Since then, House Democrats formally launched an investigation into Trump’s attempts to pressure the Ukrainian government to open probes into his political opponents and passed two articles of impeachment.

And on top of that, both sides are gearing up for an election year.

But even with the rocky legislative track record between Trump and Democrats, they still insist there’s potential for a deal.

“Whether it's an election year or not, I don't have much confidence that this president is going to work constructively with us,” said House Majority Leader Steny HoyerSteny Hamilton HoyerPelosi: Democrats to unveil sweeping criminal justice proposal Monday Calls for police reform sparks divisions in Congress Hoyer wins Maryland House primary MORE (D-Md.), who attended both meetings between Democratic leaders and Trump on infrastructure last year. 

“In this instance, however ... the president articulated policies during the course of the election and since the election very close to the policies that we have enunciated. One would think in that context, we could come to an agreement, a compromise,” he said.

House Ways and Means Committee Chairman Richard NealRichard Edmund NealExpanding tax credit for businesses retaining workers gains bipartisan support House Democrats press Treasury on debit cards used for coronavirus relief payments House Democrats' bill would create a second round of direct coronavirus relief payments MORE (D-Mass.) is aiming to meet with Treasury Secretary Steven MnuchinSteven Terner MnuchinThe Hill's Coronavirus Report: BIO's Michelle McMurry-Heath says 400 projects started in 16 weeks in biotech firms to fight virus, pandemic unemployment total tops 43 million IRS faces obstacles with remaining stimulus checks On The Money: GOP turning against new round of ,200 rebate checks | Millions of Americans frustrated by delayed unemployment checks | Senate votes to give coronavirus relief program more flexibility MORE this week to discuss rekindling infrastructure talks with the Trump administration. A spokeswoman for Neal said Tuesday that the meeting had not been formally scheduled yet but was in the works.

“The president needs it and we want it,” Neal said. “I think that the motivations on both sides are to get something big done. All you have to do is take a look at our roadways and highways, what's happened at our airports, it's an embarrassment.”

But the devil is in the details. 

Trump reportedly said in 2018 that he was open to a 25-cent increase in the gas tax, which has not been raised in more than two decades, to help pay for infrastructure investments.

But Schumer indicated last year that he wouldn't support a gas tax hike unless Trump agreed to roll back some of the tax cuts in the 2017 tax overhaul. 
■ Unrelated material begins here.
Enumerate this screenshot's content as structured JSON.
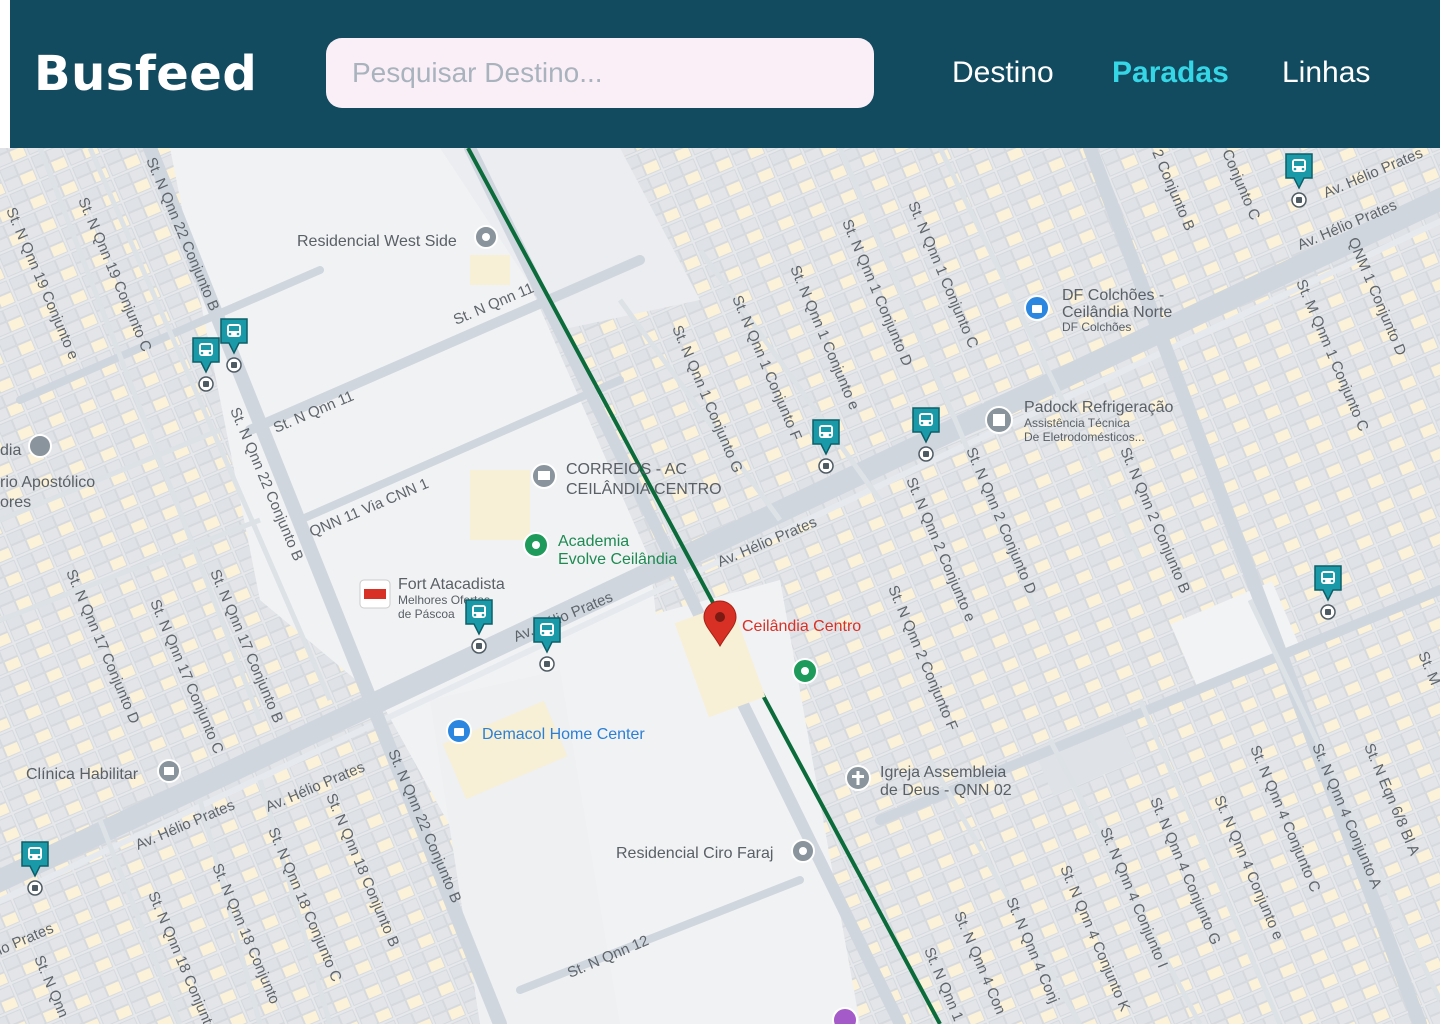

GOP lawmakers, meanwhile, shot down the idea of tax increases.

DeFazio’s framework is not expected to include proposals for how to fund the infrastructure investments. That task will fall to Democratic leaders and the Ways and Means Committee.

“I'm giving them a bill, they gotta figure out how to pay,” DeFazio said.

And aside from disagreements over funding, relations between Trump and Democrats have become all the more strained amid impeachment.


As Neal pointed to the bipartisan deal on the U.S.-Mexico-Canada Agreement last month as an example of Democrats successfully working with the Trump administration, he also confirmed that the White House didn’t invite him to the signing ceremony scheduled for Wednesday.

That’s despite Neal’s role leading the negotiations on behalf of House Democrats.

“I'm not offended,” Neal insisted. But he added: “I think it's fair to say that's our bill — and within our, my bill — that they're gonna sign tomorrow, my legislation. “

“You can be the lead negotiator and not get invited to the signing. You think that's strange now?” Neal said, laughing.